Task brief: All lines in the material below that hold "Sverchok" should be found and copied.

--------------------------------

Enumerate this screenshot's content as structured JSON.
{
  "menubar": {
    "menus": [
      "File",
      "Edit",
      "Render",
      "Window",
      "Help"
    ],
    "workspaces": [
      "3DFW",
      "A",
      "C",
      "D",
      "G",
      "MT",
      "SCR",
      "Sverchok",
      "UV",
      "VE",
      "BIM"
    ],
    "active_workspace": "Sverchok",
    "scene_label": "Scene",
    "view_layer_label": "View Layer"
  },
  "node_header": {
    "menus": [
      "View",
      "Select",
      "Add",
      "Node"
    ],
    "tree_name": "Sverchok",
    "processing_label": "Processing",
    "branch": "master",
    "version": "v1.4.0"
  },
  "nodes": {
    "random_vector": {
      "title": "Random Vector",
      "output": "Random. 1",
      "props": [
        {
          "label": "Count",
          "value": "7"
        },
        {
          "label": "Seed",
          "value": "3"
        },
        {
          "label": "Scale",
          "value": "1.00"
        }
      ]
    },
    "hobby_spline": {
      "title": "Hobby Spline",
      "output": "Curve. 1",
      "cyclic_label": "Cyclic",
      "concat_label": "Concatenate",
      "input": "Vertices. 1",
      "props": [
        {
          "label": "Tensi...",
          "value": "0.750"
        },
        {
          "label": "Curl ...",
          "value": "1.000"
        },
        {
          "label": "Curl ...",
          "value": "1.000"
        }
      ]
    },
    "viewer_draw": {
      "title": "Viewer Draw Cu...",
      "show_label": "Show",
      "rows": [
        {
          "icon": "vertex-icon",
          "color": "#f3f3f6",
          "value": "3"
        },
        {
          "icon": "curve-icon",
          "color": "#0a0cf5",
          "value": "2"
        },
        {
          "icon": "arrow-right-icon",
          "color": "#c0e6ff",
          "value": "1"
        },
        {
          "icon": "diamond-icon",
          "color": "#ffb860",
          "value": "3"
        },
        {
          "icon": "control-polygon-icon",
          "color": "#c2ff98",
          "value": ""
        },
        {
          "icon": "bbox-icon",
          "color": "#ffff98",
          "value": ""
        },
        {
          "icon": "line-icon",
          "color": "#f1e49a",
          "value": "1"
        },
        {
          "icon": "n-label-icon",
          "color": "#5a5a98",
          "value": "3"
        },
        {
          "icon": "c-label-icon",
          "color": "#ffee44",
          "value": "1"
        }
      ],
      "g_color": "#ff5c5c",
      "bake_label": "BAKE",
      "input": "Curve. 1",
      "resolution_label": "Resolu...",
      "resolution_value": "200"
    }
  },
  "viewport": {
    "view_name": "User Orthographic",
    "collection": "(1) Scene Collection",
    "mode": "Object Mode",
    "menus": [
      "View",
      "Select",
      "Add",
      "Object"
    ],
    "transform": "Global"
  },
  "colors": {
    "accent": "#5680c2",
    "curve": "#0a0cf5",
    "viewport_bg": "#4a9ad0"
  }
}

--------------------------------

Reply:
      "Sverchok",
    "active_workspace": "Sverchok",
    "tree_name": "Sverchok",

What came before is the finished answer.